Every line of the material is to be set down again without any change.
[Start of Attachment]
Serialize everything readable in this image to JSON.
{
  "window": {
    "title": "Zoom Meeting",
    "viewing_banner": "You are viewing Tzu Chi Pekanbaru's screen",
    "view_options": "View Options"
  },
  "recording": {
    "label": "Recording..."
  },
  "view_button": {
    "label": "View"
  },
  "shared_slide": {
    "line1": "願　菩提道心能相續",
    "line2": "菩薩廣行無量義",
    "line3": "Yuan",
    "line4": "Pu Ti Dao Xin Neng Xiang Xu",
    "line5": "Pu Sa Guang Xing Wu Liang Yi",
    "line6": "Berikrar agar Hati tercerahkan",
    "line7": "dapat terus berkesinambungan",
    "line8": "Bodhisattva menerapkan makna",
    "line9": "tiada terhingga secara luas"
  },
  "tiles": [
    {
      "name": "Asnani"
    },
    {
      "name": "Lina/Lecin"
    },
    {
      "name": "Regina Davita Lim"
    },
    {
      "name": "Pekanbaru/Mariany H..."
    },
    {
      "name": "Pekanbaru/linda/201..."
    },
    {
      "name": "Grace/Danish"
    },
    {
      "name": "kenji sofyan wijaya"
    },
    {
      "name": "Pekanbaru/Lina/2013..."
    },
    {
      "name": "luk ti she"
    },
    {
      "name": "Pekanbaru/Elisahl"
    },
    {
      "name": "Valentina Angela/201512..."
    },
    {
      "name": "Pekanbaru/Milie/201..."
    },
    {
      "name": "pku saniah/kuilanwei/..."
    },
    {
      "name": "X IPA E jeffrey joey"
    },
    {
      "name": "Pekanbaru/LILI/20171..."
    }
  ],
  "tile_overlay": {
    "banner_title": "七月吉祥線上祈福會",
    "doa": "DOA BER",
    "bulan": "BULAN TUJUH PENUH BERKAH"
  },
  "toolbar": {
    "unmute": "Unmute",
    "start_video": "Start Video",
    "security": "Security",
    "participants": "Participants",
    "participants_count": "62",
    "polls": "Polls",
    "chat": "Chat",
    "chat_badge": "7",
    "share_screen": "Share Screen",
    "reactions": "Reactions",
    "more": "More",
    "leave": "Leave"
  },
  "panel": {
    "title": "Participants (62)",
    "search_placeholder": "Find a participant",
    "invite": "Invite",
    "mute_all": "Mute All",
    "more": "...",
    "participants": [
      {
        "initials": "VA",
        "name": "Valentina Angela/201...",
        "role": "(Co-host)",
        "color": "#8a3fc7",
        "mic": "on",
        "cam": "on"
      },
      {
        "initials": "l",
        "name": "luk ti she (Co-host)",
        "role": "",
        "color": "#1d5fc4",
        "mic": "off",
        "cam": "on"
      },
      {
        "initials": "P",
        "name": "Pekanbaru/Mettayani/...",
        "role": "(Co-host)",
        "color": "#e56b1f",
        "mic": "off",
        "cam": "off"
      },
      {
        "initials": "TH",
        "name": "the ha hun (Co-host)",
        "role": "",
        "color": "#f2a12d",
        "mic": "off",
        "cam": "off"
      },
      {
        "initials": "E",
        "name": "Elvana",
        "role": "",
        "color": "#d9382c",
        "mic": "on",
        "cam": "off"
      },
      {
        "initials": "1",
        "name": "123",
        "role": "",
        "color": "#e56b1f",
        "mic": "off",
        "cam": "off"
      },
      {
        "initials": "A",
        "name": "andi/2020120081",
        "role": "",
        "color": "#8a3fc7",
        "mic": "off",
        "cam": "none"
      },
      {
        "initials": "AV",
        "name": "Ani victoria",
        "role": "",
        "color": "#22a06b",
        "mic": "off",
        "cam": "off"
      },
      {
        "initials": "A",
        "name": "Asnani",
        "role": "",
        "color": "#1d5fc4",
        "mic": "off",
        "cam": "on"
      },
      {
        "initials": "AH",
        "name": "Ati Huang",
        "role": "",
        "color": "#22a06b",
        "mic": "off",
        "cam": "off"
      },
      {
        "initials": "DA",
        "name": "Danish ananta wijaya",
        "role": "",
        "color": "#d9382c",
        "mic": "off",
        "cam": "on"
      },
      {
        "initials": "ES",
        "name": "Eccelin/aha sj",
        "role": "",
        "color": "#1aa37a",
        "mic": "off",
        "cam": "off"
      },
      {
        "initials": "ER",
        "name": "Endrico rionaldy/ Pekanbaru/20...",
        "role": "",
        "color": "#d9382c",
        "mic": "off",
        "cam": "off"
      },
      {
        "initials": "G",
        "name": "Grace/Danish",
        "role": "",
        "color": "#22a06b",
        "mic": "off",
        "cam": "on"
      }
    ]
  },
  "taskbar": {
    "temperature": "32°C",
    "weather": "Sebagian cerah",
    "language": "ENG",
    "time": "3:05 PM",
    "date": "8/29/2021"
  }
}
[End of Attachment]
- **SOLUTION FOR THIS EXERCISE**
Serialize everything readable in this image to JSON.
{
  "window": {
    "title": "Zoom Meeting",
    "viewing_banner": "You are viewing Tzu Chi Pekanbaru's screen",
    "view_options": "View Options"
  },
  "recording": {
    "label": "Recording..."
  },
  "view_button": {
    "label": "View"
  },
  "shared_slide": {
    "line1": "願　菩提道心能相續",
    "line2": "菩薩廣行無量義",
    "line3": "Yuan",
    "line4": "Pu Ti Dao Xin Neng Xiang Xu",
    "line5": "Pu Sa Guang Xing Wu Liang Yi",
    "line6": "Berikrar agar Hati tercerahkan",
    "line7": "dapat terus berkesinambungan",
    "line8": "Bodhisattva menerapkan makna",
    "line9": "tiada terhingga secara luas"
  },
  "tiles": [
    {
      "name": "Asnani"
    },
    {
      "name": "Lina/Lecin"
    },
    {
      "name": "Regina Davita Lim"
    },
    {
      "name": "Pekanbaru/Mariany H..."
    },
    {
      "name": "Pekanbaru/linda/201..."
    },
    {
      "name": "Grace/Danish"
    },
    {
      "name": "kenji sofyan wijaya"
    },
    {
      "name": "Pekanbaru/Lina/2013..."
    },
    {
      "name": "luk ti she"
    },
    {
      "name": "Pekanbaru/Elisahl"
    },
    {
      "name": "Valentina Angela/201512..."
    },
    {
      "name": "Pekanbaru/Milie/201..."
    },
    {
      "name": "pku saniah/kuilanwei/..."
    },
    {
      "name": "X IPA E jeffrey joey"
    },
    {
      "name": "Pekanbaru/LILI/20171..."
    }
  ],
  "tile_overlay": {
    "banner_title": "七月吉祥線上祈福會",
    "doa": "DOA BER",
    "bulan": "BULAN TUJUH PENUH BERKAH"
  },
  "toolbar": {
    "unmute": "Unmute",
    "start_video": "Start Video",
    "security": "Security",
    "participants": "Participants",
    "participants_count": "62",
    "polls": "Polls",
    "chat": "Chat",
    "chat_badge": "7",
    "share_screen": "Share Screen",
    "reactions": "Reactions",
    "more": "More",
    "leave": "Leave"
  },
  "panel": {
    "title": "Participants (62)",
    "search_placeholder": "Find a participant",
    "invite": "Invite",
    "mute_all": "Mute All",
    "more": "...",
    "participants": [
      {
        "initials": "VA",
        "name": "Valentina Angela/201...",
        "role": "(Co-host)",
        "color": "#8a3fc7",
        "mic": "on",
        "cam": "on"
      },
      {
        "initials": "l",
        "name": "luk ti she (Co-host)",
        "role": "",
        "color": "#1d5fc4",
        "mic": "off",
        "cam": "on"
      },
      {
        "initials": "P",
        "name": "Pekanbaru/Mettayani/...",
        "role": "(Co-host)",
        "color": "#e56b1f",
        "mic": "off",
        "cam": "off"
      },
      {
        "initials": "TH",
        "name": "the ha hun (Co-host)",
        "role": "",
        "color": "#f2a12d",
        "mic": "off",
        "cam": "off"
      },
      {
        "initials": "E",
        "name": "Elvana",
        "role": "",
        "color": "#d9382c",
        "mic": "on",
        "cam": "off"
      },
      {
        "initials": "1",
        "name": "123",
        "role": "",
        "color": "#e56b1f",
        "mic": "off",
        "cam": "off"
      },
      {
        "initials": "A",
        "name": "andi/2020120081",
        "role": "",
        "color": "#8a3fc7",
        "mic": "off",
        "cam": "none"
      },
      {
        "initials": "AV",
        "name": "Ani victoria",
        "role": "",
        "color": "#22a06b",
        "mic": "off",
        "cam": "off"
      },
      {
        "initials": "A",
        "name": "Asnani",
        "role": "",
        "color": "#1d5fc4",
        "mic": "off",
        "cam": "on"
      },
      {
        "initials": "AH",
        "name": "Ati Huang",
        "role": "",
        "color": "#22a06b",
        "mic": "off",
        "cam": "off"
      },
      {
        "initials": "DA",
        "name": "Danish ananta wijaya",
        "role": "",
        "color": "#d9382c",
        "mic": "off",
        "cam": "on"
      },
      {
        "initials": "ES",
        "name": "Eccelin/aha sj",
        "role": "",
        "color": "#1aa37a",
        "mic": "off",
        "cam": "off"
      },
      {
        "initials": "ER",
        "name": "Endrico rionaldy/ Pekanbaru/20...",
        "role": "",
        "color": "#d9382c",
        "mic": "off",
        "cam": "off"
      },
      {
        "initials": "G",
        "name": "Grace/Danish",
        "role": "",
        "color": "#22a06b",
        "mic": "off",
        "cam": "on"
      }
    ]
  },
  "taskbar": {
    "temperature": "32°C",
    "weather": "Sebagian cerah",
    "language": "ENG",
    "time": "3:05 PM",
    "date": "8/29/2021"
  }
}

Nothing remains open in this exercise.